How to complete this task:
Though the entries contain pictures, the copy you make should hold only the rest, exactly as written.

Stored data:
-------

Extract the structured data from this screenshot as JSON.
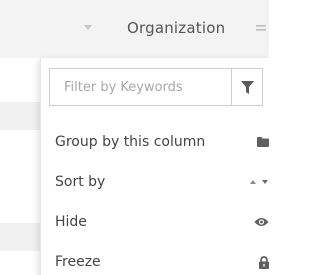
{
  "header": {
    "column_title": "Organization",
    "sort_caret_icon": "caret-down-icon",
    "menu_icon": "menu-lines-icon"
  },
  "menu": {
    "filter": {
      "placeholder": "Filter by Keywords",
      "value": "",
      "icon": "filter-funnel-icon"
    },
    "items": [
      {
        "label": "Group by this column",
        "icon": "folder-icon"
      },
      {
        "label": "Sort by",
        "icon": "sort-arrows-icon"
      },
      {
        "label": "Hide",
        "icon": "eye-icon"
      },
      {
        "label": "Freeze",
        "icon": "lock-icon"
      }
    ]
  },
  "colors": {
    "header_bg": "#f3f3f3",
    "text": "#444444",
    "icon": "#555555",
    "border": "#cfcfcf"
  }
}
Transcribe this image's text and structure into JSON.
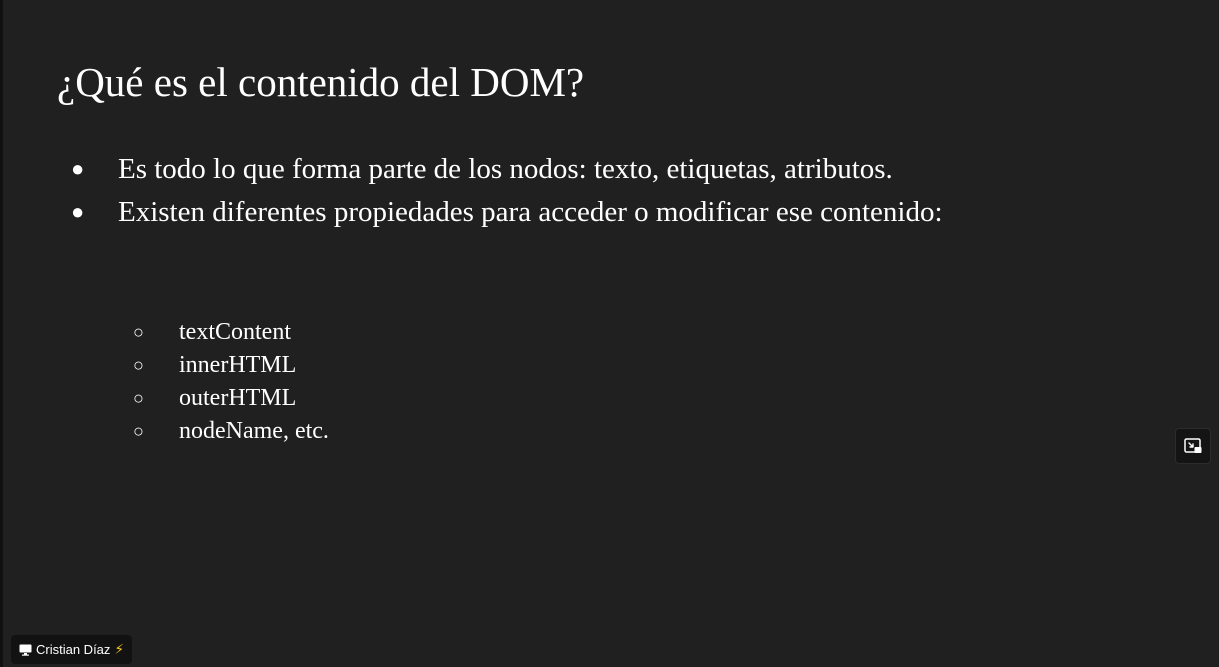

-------

Result below:
Extract the structured data from this screenshot as JSON.
{
  "header": {
    "column_title": "Organization",
    "sort_caret_icon": "caret-down-icon",
    "menu_icon": "menu-lines-icon"
  },
  "menu": {
    "filter": {
      "placeholder": "Filter by Keywords",
      "value": "",
      "icon": "filter-funnel-icon"
    },
    "items": [
      {
        "label": "Group by this column",
        "icon": "folder-icon"
      },
      {
        "label": "Sort by",
        "icon": "sort-arrows-icon"
      },
      {
        "label": "Hide",
        "icon": "eye-icon"
      },
      {
        "label": "Freeze",
        "icon": "lock-icon"
      }
    ]
  },
  "colors": {
    "header_bg": "#f3f3f3",
    "text": "#444444",
    "icon": "#555555",
    "border": "#cfcfcf"
  }
}
Transcribe this image's text and structure into JSON.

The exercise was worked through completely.